The traditional approach to information management is driven primarily by regulation. While this defensive approach is necessary, understandable and mandated by law, it never leads to competitive advantage. The upshot is increased data storage and integration costs and, at the same time, enterprises starved of the right information needed effectively to run the business.
There is a better way. It’s called strategic information management (SIM), a method of sorting information that treats the important data one way and the junk data another. To make SIM work, all CIOs need to do is focus on the information that makes their enterprise competitive – the information that matters. If this also keeps the lawyers happy, then all the better.
The value of information (which can be organized into four categories: nuisance, compliance, operational and growth) essentially determines where to focus information management activities. Each of these four value categories requires a different management approach: • Nuisance – delete and mitigate • Compliance – automate and cost-manage • Operational – systematize and optimize • Growth – experiment and invest

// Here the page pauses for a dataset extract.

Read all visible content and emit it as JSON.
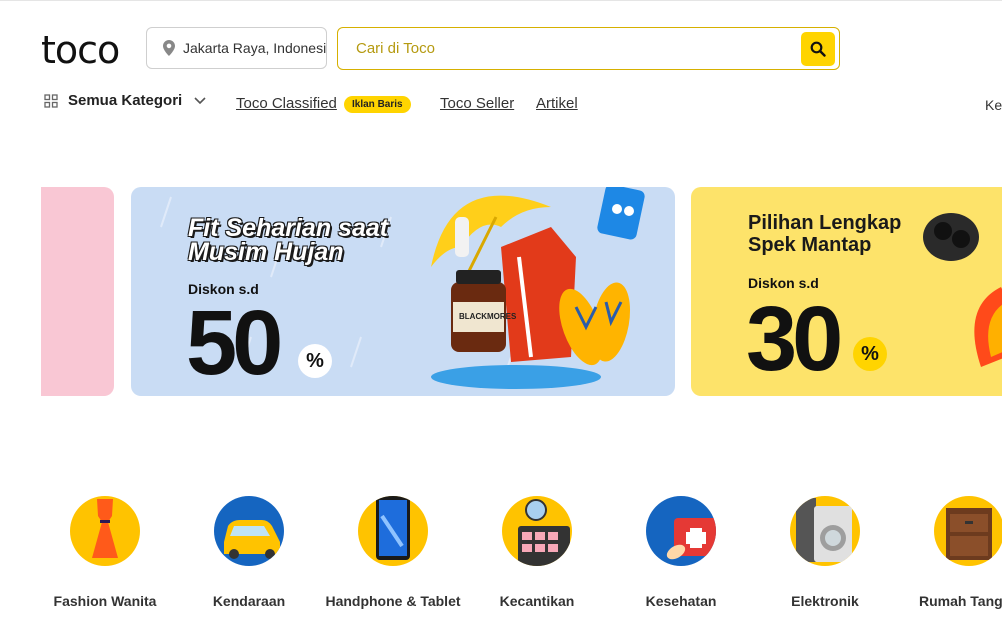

Strategic CIOs must recognize which information is most critical to gather, analyze and deliver to key stakeholders. First, map your information investments and activities to the nuisance, compliance, operational and growth categories to see alignment. Adjust your investments accordingly.
Nuisance information is of little or no value to the enterprise and leads to excess storage costs, complexity, and drag on the organization as a whole. Create appropriate policies and procedures to delete or mitigate nuisance data.
While information risk management is critical to enterprises, storage of data over and above regulatory requirements can lead to an excess of nuisance information. Creating even greater security parameters to protect information can lead to daily access challenges and limit opportunities to leverage information synergies.
Key business questions
A key to strategic information management is to focus on information that answers key business questions.
Just as all enterprise information is not equal in importance, all business requests (or questions) do not deserve equal resources to explore. The following is a two-tier model generally used by CIOs to help prioritize business questions:
Tier 1: Questions posed by C-level business peers – the CEO, CFO, CMO and COO – are generally given top priority and receive IT resources first.
Tier 2: Questions posed by all other enterprise stakeholders generally become part of the project prioritization process or capital investment process for ranking and resource allocation.
The two-tier process effectively balances the need for responsiveness to senior executive requests with vetting information requests for relevance against enterprise priorities.
Once you and your senior business peers have identified the priority questions for your enterprise, you can use an experimentation process to find the answers. The approach draws on statistical sampling to obtain small amounts of information to quickly answer key questions and respond to changing information needs without over-investing.
Also important to highlight, SIM is not predicated by perfect or completely integrated IT systems. Business questions can be answered so long as the sample data are reliable. So, in a nutshell, what should be done about the information mountain that’s pushing its way up in most enterprises?
• Review information-related IT investments by category to ensure that you are investing in high-value information categories.
• Engage your business peers to identify and understand the SIM questions most relevant to your enterprise.
• Conduct experiments to find the answers.
In effect, you can begin delivering more performance from your enterprise information right away and maximize the “I” in CIO for the benefit of your business.